28 U.S.C. § 1331 because the plaintiffs’ claims arise under § 502 of ERISA, 29 U.S.C. § 1132. We have appellate jurisdiction under 28 U.S.C. § 1291 to review the District Court’s order of May 12, 2006, ordering the production of certain documents. Though not a final resolution of the case, an order for the production of documents over which a privilege is asserted is appealable as finally resolving a collateral discovery issue. Cohen v. Beneficial Indus. Loan Corp., 337 U.S. 541, 546
; In re Ford Motor Co., 110 F.3d 954,
. Thus, insofar as Health Net contends
Court improperly ordered the discovery documents, its appeal is properly before us.
962-63 (3d Cir. that the District of privileged

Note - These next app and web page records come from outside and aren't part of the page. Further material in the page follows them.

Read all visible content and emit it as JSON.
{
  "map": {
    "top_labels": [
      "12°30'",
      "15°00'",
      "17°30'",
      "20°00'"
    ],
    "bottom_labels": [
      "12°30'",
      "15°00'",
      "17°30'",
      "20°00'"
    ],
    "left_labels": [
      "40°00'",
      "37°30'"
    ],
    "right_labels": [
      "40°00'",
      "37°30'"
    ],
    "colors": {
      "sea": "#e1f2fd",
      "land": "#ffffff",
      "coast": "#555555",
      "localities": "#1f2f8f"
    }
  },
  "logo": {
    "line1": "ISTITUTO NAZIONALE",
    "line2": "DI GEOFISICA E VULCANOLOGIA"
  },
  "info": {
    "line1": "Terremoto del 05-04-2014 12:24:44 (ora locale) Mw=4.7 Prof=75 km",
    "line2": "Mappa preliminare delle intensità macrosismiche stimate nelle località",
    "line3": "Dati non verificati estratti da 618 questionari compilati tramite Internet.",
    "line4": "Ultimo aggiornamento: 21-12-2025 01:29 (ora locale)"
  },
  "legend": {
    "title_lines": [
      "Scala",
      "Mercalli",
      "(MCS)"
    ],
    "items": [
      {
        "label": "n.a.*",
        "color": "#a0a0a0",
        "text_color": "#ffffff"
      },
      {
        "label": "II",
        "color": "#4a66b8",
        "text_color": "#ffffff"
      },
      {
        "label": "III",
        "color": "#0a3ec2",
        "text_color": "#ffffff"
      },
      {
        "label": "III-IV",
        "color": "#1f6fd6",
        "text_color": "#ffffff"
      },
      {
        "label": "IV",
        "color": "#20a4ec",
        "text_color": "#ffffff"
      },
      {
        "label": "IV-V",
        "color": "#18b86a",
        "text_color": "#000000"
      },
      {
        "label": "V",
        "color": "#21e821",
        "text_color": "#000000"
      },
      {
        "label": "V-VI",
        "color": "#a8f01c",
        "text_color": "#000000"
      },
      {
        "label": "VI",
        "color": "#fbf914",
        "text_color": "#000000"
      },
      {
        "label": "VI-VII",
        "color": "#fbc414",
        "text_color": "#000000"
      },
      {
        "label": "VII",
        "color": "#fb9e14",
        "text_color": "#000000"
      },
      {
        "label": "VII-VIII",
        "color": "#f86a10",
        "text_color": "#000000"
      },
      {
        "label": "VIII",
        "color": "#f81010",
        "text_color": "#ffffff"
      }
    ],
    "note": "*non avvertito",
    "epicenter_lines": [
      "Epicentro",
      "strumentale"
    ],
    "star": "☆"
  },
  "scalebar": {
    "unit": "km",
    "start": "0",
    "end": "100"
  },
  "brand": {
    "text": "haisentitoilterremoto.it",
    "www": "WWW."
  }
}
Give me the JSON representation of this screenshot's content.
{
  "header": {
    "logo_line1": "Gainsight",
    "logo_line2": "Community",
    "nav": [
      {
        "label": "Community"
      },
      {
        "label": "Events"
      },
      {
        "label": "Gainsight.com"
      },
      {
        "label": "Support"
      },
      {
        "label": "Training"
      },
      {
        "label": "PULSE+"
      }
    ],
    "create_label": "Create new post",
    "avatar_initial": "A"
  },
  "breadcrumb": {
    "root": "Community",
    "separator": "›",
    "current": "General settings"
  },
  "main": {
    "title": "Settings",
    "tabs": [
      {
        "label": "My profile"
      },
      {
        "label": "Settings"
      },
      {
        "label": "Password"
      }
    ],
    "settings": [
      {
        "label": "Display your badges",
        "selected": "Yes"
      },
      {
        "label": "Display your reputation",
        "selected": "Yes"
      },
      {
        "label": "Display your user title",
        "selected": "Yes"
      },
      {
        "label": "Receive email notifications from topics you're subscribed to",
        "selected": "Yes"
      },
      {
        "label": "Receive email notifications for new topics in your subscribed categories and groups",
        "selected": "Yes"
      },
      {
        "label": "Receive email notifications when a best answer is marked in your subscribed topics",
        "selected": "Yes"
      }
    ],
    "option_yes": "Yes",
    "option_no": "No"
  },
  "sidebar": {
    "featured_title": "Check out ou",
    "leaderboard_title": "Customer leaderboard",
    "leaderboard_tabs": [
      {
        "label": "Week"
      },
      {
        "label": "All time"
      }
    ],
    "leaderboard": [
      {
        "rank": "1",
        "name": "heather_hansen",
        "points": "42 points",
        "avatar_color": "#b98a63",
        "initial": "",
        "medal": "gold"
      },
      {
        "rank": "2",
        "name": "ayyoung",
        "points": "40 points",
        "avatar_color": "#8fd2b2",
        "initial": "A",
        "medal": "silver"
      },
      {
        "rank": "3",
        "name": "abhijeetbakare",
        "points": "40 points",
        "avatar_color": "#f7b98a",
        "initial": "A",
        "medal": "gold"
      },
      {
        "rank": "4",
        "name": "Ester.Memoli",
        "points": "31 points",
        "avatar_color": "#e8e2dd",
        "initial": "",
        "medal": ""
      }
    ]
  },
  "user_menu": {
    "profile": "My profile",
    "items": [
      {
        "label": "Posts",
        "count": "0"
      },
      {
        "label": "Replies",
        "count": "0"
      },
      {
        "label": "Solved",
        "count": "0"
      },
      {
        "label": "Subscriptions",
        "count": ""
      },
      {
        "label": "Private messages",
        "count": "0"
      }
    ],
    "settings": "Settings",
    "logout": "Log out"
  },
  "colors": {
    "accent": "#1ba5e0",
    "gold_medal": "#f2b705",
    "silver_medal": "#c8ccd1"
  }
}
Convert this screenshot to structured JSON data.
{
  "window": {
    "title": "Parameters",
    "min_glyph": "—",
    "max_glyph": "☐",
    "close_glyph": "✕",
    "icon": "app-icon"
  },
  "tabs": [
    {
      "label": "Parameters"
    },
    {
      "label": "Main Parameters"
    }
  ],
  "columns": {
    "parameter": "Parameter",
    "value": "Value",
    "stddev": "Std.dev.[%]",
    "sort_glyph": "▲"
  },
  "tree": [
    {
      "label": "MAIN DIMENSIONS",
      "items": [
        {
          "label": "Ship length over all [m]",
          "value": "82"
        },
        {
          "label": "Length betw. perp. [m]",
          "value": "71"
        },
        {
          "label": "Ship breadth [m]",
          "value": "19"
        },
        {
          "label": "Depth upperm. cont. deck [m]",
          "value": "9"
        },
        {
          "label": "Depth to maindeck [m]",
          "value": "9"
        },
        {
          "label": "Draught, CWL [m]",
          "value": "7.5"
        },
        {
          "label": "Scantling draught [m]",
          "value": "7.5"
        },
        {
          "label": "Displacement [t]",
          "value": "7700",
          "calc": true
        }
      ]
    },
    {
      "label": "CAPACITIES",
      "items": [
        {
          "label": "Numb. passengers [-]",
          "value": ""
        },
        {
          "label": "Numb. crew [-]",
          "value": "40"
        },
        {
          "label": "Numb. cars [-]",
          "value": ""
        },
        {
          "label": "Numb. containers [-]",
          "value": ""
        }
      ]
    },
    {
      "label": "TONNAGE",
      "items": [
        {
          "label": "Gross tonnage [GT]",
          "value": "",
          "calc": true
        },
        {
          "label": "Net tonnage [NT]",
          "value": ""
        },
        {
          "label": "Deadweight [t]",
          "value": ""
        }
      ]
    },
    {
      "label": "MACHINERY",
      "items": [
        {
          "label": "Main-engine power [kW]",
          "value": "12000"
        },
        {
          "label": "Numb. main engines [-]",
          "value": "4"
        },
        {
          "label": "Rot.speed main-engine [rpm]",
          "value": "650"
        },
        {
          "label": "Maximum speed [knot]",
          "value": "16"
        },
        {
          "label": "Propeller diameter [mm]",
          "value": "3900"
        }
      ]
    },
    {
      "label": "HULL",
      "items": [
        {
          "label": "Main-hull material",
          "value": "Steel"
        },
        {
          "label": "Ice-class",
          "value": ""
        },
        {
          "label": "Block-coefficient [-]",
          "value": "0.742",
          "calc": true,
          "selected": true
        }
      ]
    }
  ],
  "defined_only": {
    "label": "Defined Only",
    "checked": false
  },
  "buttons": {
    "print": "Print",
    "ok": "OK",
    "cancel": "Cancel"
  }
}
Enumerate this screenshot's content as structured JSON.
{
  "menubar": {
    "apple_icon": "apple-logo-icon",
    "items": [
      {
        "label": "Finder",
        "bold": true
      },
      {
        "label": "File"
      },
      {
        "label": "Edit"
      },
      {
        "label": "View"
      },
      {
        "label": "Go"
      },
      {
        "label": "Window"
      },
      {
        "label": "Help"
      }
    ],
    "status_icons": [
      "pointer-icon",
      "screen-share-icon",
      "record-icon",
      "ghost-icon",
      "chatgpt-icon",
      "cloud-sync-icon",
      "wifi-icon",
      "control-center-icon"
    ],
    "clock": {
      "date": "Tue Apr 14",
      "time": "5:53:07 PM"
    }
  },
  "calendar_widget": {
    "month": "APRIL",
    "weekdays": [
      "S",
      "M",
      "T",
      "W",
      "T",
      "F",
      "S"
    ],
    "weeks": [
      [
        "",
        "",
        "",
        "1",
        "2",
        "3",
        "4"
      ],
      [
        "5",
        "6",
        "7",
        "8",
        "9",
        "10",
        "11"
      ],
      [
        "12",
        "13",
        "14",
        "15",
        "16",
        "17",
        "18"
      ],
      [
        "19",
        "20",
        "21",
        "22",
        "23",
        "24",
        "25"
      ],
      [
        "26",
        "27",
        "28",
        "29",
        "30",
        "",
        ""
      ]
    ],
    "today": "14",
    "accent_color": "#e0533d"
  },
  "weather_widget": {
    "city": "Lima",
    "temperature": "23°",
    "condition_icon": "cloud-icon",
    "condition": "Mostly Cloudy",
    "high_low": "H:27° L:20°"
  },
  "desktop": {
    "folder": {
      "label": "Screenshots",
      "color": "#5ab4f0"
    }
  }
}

HNI has also appealed the District Court’s summary judgment determination regarding HNI’s status as an ERISA fiduciary. Ordinarily, an order denying a motion for summary judgment is not an appealable final order; to the contrary, it is an order permitting litigation to continue. Robinson v. Hartzell Propeller, Inc., 454 F.3d 163, 168 (3d Cir. 2006). Nonetheless, HNI urges us to consider the issue and vacate the order denying summary judgment.
HNI argues that we have jurisdiction to vacate the order because the District Court, in denying HNI’s motion for summary judgment, violated our Stay Order of September 27, 2005. This argument lacks merit. Our Stay Order prevented the District Court from entering judgments affecting the disputed class during the pendency of Health Net’s Rule 23(f) appeal. The question whether HNI was a fiduciary is wholly independent of the question whether the class was properly